*** Block opens ***
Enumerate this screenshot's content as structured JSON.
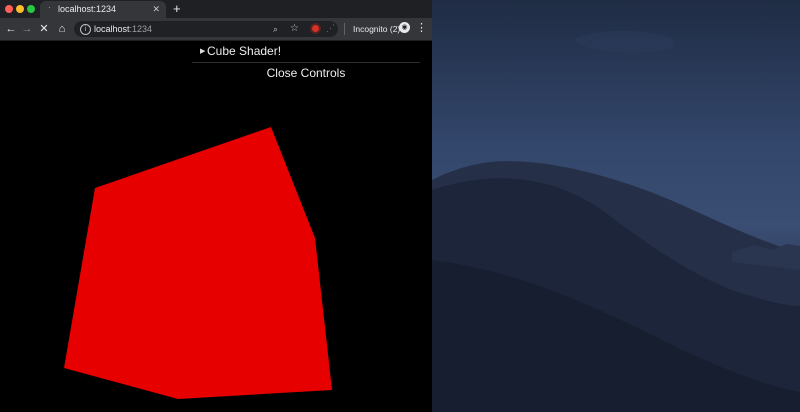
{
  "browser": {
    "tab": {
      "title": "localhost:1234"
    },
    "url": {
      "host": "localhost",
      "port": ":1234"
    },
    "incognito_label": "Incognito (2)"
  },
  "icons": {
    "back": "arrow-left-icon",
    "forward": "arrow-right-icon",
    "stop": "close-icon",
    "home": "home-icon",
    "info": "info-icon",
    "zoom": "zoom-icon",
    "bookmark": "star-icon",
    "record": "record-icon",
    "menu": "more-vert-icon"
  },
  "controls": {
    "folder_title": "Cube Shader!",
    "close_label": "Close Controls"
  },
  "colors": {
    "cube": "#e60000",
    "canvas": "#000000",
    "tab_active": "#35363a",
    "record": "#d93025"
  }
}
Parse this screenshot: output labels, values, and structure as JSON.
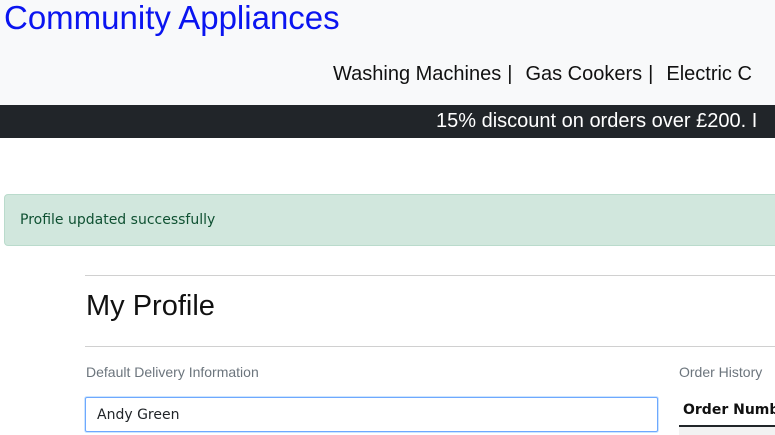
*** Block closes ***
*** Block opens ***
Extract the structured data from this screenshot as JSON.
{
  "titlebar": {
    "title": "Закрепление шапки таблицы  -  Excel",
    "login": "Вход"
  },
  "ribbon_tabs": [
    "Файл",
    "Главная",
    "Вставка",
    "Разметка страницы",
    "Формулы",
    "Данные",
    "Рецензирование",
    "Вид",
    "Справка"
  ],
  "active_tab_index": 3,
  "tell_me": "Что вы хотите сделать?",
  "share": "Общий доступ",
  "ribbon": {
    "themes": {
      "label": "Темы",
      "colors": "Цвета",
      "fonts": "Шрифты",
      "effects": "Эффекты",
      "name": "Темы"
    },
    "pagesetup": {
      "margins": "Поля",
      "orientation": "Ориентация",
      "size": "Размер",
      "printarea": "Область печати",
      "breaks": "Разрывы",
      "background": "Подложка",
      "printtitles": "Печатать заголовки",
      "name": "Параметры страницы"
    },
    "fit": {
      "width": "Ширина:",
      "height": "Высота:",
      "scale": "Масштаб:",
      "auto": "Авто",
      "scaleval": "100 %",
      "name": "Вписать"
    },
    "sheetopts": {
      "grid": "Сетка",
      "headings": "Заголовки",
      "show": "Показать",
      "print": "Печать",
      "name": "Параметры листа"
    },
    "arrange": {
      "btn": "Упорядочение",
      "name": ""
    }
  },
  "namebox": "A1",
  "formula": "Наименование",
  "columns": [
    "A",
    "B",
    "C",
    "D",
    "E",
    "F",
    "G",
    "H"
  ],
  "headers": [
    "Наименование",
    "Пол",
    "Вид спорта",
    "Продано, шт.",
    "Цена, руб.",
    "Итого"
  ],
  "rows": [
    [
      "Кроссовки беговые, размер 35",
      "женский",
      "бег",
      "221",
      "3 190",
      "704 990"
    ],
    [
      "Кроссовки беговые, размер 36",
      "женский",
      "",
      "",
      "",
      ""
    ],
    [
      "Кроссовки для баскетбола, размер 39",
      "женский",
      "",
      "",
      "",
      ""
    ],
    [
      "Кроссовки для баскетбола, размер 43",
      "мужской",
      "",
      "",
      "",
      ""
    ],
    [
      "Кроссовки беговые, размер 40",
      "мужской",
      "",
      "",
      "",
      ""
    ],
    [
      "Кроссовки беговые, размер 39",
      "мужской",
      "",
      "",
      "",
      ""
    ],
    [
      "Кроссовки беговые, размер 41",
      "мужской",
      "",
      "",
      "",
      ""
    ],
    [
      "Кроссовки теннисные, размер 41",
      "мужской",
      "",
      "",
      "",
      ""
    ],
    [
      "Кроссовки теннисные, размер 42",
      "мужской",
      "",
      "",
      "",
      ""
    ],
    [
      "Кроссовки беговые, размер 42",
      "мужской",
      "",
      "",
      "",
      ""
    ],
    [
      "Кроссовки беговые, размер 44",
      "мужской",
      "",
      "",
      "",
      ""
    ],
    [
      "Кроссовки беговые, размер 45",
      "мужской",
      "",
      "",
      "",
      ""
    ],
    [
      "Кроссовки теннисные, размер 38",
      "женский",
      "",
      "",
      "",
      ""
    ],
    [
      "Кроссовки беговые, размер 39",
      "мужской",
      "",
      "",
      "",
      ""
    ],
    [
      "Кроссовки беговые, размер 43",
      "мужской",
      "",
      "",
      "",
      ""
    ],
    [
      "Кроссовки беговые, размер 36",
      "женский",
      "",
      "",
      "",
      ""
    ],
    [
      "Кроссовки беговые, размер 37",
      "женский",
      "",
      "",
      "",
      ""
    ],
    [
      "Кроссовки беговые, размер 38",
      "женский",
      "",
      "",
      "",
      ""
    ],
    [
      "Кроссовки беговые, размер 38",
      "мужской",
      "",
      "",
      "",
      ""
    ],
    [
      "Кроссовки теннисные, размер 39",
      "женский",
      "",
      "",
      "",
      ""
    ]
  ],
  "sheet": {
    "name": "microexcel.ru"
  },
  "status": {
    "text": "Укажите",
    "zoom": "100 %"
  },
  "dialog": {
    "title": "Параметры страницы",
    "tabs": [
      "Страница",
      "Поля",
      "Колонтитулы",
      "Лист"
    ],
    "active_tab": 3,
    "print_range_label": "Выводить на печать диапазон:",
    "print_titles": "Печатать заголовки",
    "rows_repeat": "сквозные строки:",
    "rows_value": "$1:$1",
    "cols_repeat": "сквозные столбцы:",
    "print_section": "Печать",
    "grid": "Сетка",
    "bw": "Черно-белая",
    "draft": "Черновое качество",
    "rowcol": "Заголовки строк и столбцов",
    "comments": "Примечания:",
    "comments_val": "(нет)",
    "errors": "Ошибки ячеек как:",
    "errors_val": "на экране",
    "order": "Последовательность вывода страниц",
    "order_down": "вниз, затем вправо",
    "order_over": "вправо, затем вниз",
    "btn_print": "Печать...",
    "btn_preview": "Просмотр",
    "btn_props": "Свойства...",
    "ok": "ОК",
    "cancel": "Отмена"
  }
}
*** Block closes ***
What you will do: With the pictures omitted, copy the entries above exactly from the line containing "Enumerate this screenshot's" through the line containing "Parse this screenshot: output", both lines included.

Result of this exercise:
Enumerate this screenshot's content as structured JSON.
{
  "browser": {
    "tab": {
      "title": "localhost:1234"
    },
    "url": {
      "host": "localhost",
      "port": ":1234"
    },
    "incognito_label": "Incognito (2)"
  },
  "icons": {
    "back": "arrow-left-icon",
    "forward": "arrow-right-icon",
    "stop": "close-icon",
    "home": "home-icon",
    "info": "info-icon",
    "zoom": "zoom-icon",
    "bookmark": "star-icon",
    "record": "record-icon",
    "menu": "more-vert-icon"
  },
  "controls": {
    "folder_title": "Cube Shader!",
    "close_label": "Close Controls"
  },
  "colors": {
    "cube": "#e60000",
    "canvas": "#000000",
    "tab_active": "#35363a",
    "record": "#d93025"
  }
}
Parse this screenshot: output labels, values, and structure as JSON.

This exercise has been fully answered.